Using AR, Boeing trainees completed tasks in 35% less time than trainees using traditional 2-D drawings and documentation. And the number of trainees with little or no experience who could perform the operation correctly the first time increased by 90%.
Gaming and entertainment
Imagine yourself playing one-on-one basketball with a digital version of LeBron James at your local basketball court, or battling a light saber wielding Darth Vader in your own living room. These gaming scenarios are not too far off from being accessible and life-like in the very near future through augmented reality platforms like Magic Leap.
But for the most exciting experience available today I have to point to the incredible minds at Nintendo who recently released their Mario Kart Live - Home Circuit game.
Through your Nintendo Switch you can now transform your living room into a Mario Kart circuit race that is truly magical to experience. As someone who grew up playing the game on Nintendo 64, seeing it come to life in a real-world scenario through augmented reality made me giddy like a kid on Christmas.
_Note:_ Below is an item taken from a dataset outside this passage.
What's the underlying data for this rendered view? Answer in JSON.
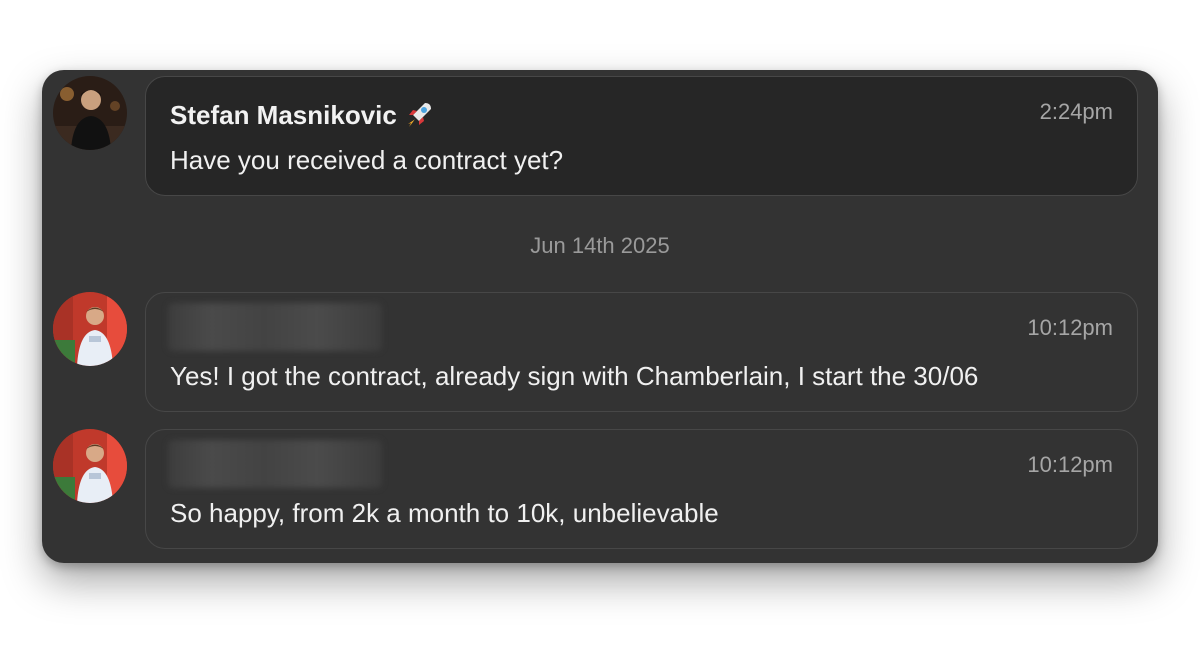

Playing with an experience like this only gives me more confidence in the fact that AR and 3D assets will change the way we interact with everything around us in the very near future.
Looking ahead to the future
Some of the biggest tech companies in the world have made exorbitant investments into AR platforms.
Apple - AR Kit has enabled the latest iPhones to house rich native AR experiences. As an example, Warby Parker has built an app that allows you to try on a 3D augmented reality pair of their glasses. There are rumors that Apple is also jumping into AR headsets as well and could release a version as early as 2022.
Magic Leap - Google has sunk billions of dollars into the South Florida start-up believing that the immersive headset landscape is ripe for growth across e-comm, entertainment and gaming.
Microsoft HoloLens - Although it got off to a creaky start, the latest HoloLens 2 release has come out swinging. It was recently awarded a $21.9 billion dollar contract from the Pentagon to build prototype headsets for the Army for training purposes.
The biggest caveat falls on the hardware still being bulky and awkward to place on your head. But there is consensus among analysts that this will shift in the coming years as these companies work to produce more fitted, lightweight options for the general public.
Augmented reality and the 3D assets that accompany them should no longer be considered a gimmick. The technology can now be utilized for education, commerce and entertainment. Companies looking to provide their customers with engaging and immersive experiences would be wise to start exploring how AR and 3D can be incorporated into their e-commerce and digital strategies sooner, rather than later.
Interested in learning more? Follow the change, not the plan — reach out to YML here.